In a recent talk, reported by the Vatican News Service, the Holy Father contradicted the Catechism by “reaffirming the absolute condemnation of the death penalty”, though the Catechism says different:
The relevant sections:
2266 The efforts of the state to curb the spread of behavior harmful to people’s rights and to the basic rules of civil society correspond to the requirement of safeguarding the common good. Legitimate public authority has the right and duty to inflict punishment proportionate to the gravity of the offense. Punishment has the primary aim of redressing the disorder introduced by the offense. When it is willingly accepted by the guilty party, it assumes the value of expiation. Punishment then, in addition to defending public order and protecting people’s safety, has a medicinal purpose: as far as possible, it must contribute to the correction of the guilty party.67
2267 Assuming that the guilty party’s identity and responsibility have been fully determined, the traditional teaching of the Church does not exclude recourse to the death penalty, if this is the only possible way of effectively defending human lives against the unjust aggressor.
If, however, non-lethal means are sufficient to defend and protect people’s safety from the aggressor, authority will limit itself to such means, as these are more in keeping with the concrete conditions of the common good and more in conformity to the dignity of the human person.
Today, in fact, as a consequence of the possibilities which the state has for effectively preventing crime, by rendering one who has committed an offense incapable of doing harm – without definitely taking away from him the possibility of redeeming himself – the cases in which the execution of the offender is an absolute necessity “are very rare, if not practically nonexistent.” Retrieved October 23, 2014 from http://www.vatican.va/archive/ccc_css/archive/catechism/p3s2c2a5.htm#I
We published a book showing the ancient and continuing support of the Church for capital punishment: Capital Punishment & Catholic Social Teaching: A Tradition of Support, available from Amazon at http://www.amazon.com/Capital-Punishment-Catholic-Social-Teaching/dp/0979167078/ref
An excerpt from the story by Vatican News Service:
Vatican City, 23 October 2014 (VIS) – Today, the Holy Father received delegates from the International Association of Penal Law (AIDP), addressing them with a speech focusing on the issues in their subject area that have recourse to the Church in her mission of evangelization and the promotion of the human person.
The Pope began by recalling the need for legal and political methods that are not characterized by the mythological “scapegoat” logic, that is, of an individual unjustly accused of the misfortunes that befall a community and then chosen to be sacrificed.
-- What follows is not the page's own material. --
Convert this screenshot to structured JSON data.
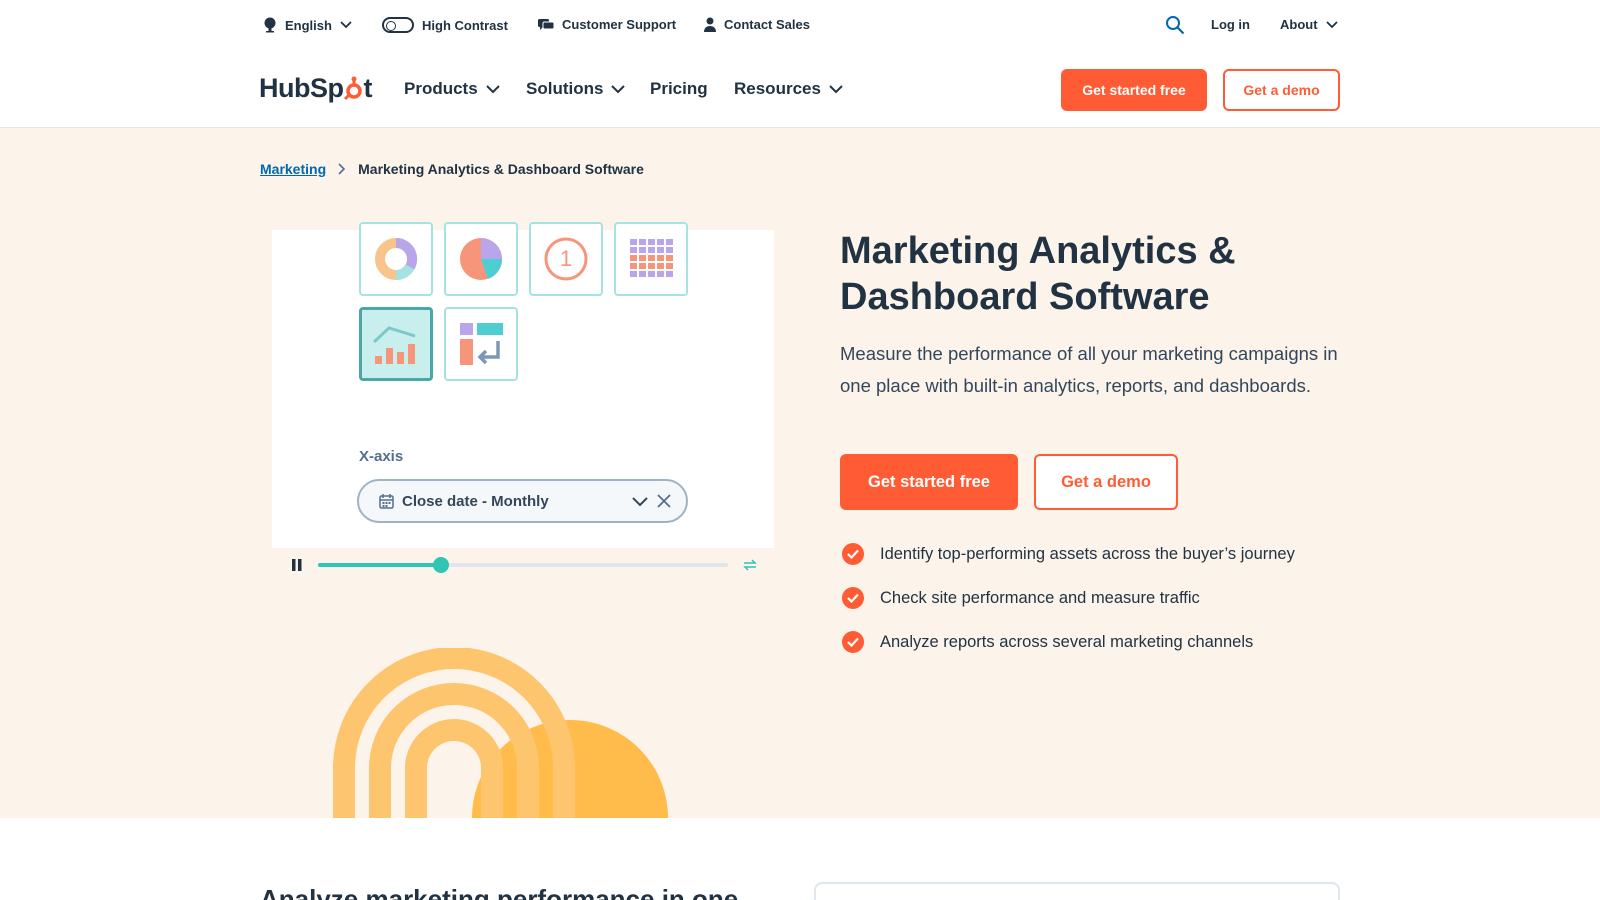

It is also necessary to refute the belief that legal sanctions carry benefit, which requires the implementation of inclusive economic and social policies. He reiterated the primacy of the life and dignity of the human person, reaffirming the absolute condemnation of the death penalty, the use of which is rejected by Christians. In this context he also talked about the so-called extrajudicial executions, that is, the deliberated killing of individuals by some states or their agents that are presented as the unintended consequence of the reasonable, necessary, and proportionate use of force to implement the law. He emphasized that the death penalty is used in totalitarian regimes as “an instrument of suppression of political dissent or of persecution of religious or cultural minorities”.
He then spoke of the conditions of prisoners, including prisoners who have not been convicted and those convicted without a trial, stating that pretrial detention, when used improperly, is another modern form of unlawful punishment that is hidden behind legality. He also referred to the deplorable prison condition in much of the world, sometimes due to lack of infrastructure while other instances are the result of “the arbitrary exercise of ruthless power over detainees”. Pope Francis also spoke about torture and other inhuman and degrading treatment, stating that, in the world today, torture is used not only as a means to achieve a particular purpose, such as a confession or an accusation—practices that are characteristic of a doctrine of national security—but also adds to the evil of detention. Criminal code itself bears responsibility for having allowed, in certain cases, the legitimacy of torture under certain conditions, opening the way for further abuse.
Retrieved October 23, 2014 from http://www.visnews-en.blogspot.com/2014/10/a.html